Higgins asked if Pritzker had determined a path forward to distribute funding to which Pritzker said yes and it’s one that other states could follow.

“That’s exactly what our president has done in response to this incredible challenge that we’ve never faced before as a nation,” Higgins said. He added that funding was intended to be distributed by the states.

Higgins asked Shelton if his city had issues with receiving CARES Act funding. Shelton said he had not received federal funds and reiterated that federal funds could not be used to cover revenue losses.

Rep. John Katko, R- N.Y. asked Shelton again about those funds to which he said of the $1.2 billion in federal funds sent to Mississipi, Tupelo had yet to see those funds directly.

“Local governments under the acts were eligible for reimbursement for actual unbudgeted expenses incurred as a result of COVID-19,” Shelton wrote in his written testimony. “For many cities and local governments, however, the actual expenses incurred paled in comparison to the most significant harm incurred by local governments – the loss of revenue from the economic crisis caused by COVID-19.”
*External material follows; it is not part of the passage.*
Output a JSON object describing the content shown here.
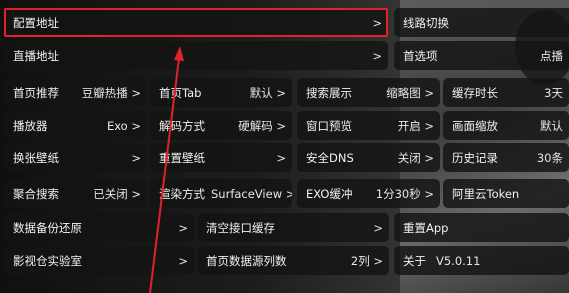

Tupelo receives about 50% of its annual revenue from sales tax collections, Shelton wrote, which have now been greatly reduced due to COVID-19.

Rep. Bennie Thompson, D- Miss., who is chairman of the committee wrote in his opening statement that President Trump’s administration has been a failure in response to COVID-19.

“He ignored early intelligence on the virus, continues to disregard the opinions of doctors and scientists including those in his own administration, and perpetuates misinformation about COVID-19 rather than allowing the experts to speak directly to the American public about the disease,” Thompson wrote.

For reprint and licensing requests for this article, click here.
Coronavirus Washington DC State and local finance